First, Jeremy Howard does a great job illustrating what machine learning is and what it's capable of. My only critique of Jeremy Howard's TED talk is that he leaves the big question till the end without pursuing any options of what the future should or may look like. He mentions changes in social and economic structure are necessary, but doesn't explore what kinds of changes these are and what it may look like. Nor does he offer any words of cautions or things to look out for. He leaves it to the audience, perhaps so people like me can speculate.
The only thing that is certain is that the future we imagine and the future that comes to pass are going to be different.
I take 2 things in particular from his talk.
One, it would seem that the only thing that cannot be automated at this point or in the very near future are disciplines rooted in creativity. While machines can generate text by analyzing images or some other input, it doesn't seem like they can write a poem, story, etc quite yet. This also seems like something that is only a matter of time. If machines can learn and start randomly putting unrelated ideas together, what's to stop them from eventually developing a creative capacity? Especially if they can experiment and iterate quicker than humans? What I mean is maybe it is difficult to try and tackle creativity for machines with a one-prong approach at the front end. What happens when that effort is combined with another learning algorithm that assesses other creative works on the back end? At some point they would learn what makes good writing, art, etc or they could even offer several alternatives based on different tastes and points of view.

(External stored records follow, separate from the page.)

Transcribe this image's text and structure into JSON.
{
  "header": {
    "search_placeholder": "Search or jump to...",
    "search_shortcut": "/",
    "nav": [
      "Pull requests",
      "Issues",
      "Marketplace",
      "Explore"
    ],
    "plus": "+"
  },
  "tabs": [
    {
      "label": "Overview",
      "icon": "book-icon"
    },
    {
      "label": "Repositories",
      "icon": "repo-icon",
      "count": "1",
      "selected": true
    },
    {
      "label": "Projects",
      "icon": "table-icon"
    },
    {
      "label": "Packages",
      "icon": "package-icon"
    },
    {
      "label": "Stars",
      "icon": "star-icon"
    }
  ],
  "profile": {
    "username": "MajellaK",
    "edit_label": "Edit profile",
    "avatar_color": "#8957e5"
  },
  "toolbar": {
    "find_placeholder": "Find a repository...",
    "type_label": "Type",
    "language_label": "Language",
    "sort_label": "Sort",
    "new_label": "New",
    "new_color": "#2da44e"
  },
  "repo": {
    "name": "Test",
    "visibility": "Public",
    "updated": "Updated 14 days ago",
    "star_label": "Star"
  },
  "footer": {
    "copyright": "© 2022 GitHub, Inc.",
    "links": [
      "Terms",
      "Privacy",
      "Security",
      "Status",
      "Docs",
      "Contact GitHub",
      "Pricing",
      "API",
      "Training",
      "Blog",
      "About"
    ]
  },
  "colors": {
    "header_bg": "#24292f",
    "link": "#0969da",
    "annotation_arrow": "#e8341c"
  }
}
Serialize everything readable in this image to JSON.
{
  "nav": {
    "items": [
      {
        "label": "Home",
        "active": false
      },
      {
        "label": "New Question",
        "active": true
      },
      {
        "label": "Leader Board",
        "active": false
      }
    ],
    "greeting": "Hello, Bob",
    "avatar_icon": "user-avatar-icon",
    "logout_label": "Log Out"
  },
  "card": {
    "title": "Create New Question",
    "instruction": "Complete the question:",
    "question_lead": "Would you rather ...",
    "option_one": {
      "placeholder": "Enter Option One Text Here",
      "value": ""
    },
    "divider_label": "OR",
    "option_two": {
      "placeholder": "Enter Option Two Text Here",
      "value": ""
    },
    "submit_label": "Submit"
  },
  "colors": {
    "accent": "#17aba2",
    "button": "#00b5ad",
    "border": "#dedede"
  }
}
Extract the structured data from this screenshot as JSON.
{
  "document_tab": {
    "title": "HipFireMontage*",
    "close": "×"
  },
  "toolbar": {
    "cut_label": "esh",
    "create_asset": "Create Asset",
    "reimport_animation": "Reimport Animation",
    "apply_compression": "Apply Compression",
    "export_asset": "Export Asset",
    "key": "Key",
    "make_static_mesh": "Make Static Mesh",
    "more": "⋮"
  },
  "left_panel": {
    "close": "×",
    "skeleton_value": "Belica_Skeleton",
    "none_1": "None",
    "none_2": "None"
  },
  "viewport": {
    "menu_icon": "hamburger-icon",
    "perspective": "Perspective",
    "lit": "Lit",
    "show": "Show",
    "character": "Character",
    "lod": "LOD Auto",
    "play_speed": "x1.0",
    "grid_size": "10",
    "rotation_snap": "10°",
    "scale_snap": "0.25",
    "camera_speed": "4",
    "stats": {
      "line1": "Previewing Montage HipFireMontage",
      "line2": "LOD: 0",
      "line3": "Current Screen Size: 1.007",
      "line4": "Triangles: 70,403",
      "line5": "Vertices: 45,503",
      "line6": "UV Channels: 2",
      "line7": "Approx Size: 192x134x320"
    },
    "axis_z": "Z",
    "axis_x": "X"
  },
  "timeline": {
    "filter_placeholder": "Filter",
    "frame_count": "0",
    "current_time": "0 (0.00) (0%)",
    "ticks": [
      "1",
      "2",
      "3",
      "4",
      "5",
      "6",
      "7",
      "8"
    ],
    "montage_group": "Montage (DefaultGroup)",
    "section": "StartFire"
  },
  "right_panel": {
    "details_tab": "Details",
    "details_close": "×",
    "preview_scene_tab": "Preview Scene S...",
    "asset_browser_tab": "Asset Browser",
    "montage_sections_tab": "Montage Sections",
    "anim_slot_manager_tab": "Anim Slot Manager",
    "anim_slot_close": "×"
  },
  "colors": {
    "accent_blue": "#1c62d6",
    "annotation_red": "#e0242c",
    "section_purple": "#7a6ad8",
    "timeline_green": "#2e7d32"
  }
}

Given that many service industries and functions can and will be automated over the next 2-3 decades, what do you do as a parent? What are considered "secure" industries or functions now, won't be by the time children come of age. And at that point, the current educational system is too rigid and narrow focused. Many may be completely unprepared to adapt.
Are schools asking these questions? Are enough parents asking these questions? Are schools even focusing on the right skills for their students in periods of only increasing uncertainty? Are they working together to design a more flexible approach to education?
We seem to be on the cusp of an educational revolution, at least when it comes to technology, and that is very exciting. This is great for extending the reach of quality education to those who would otherwise be hard pressed to find such an opportunity on their own. Quality courses are available online with absolutely no charge or very little cost in terms of what you receive, I'm thinking Coursera, edX, and NovoEd to name a few. Even the stakeholders who have the most to gain other than employees are getting involved through platforms like Udacity where companies like facebook and Google are offering courses directly to students/workers. This approach seems to validate that some thing is missing from higher education.
But, I wonder, is technology even the biggest problem?
As a parent of a toddler, these are just some of the questions always running in the back of my mind.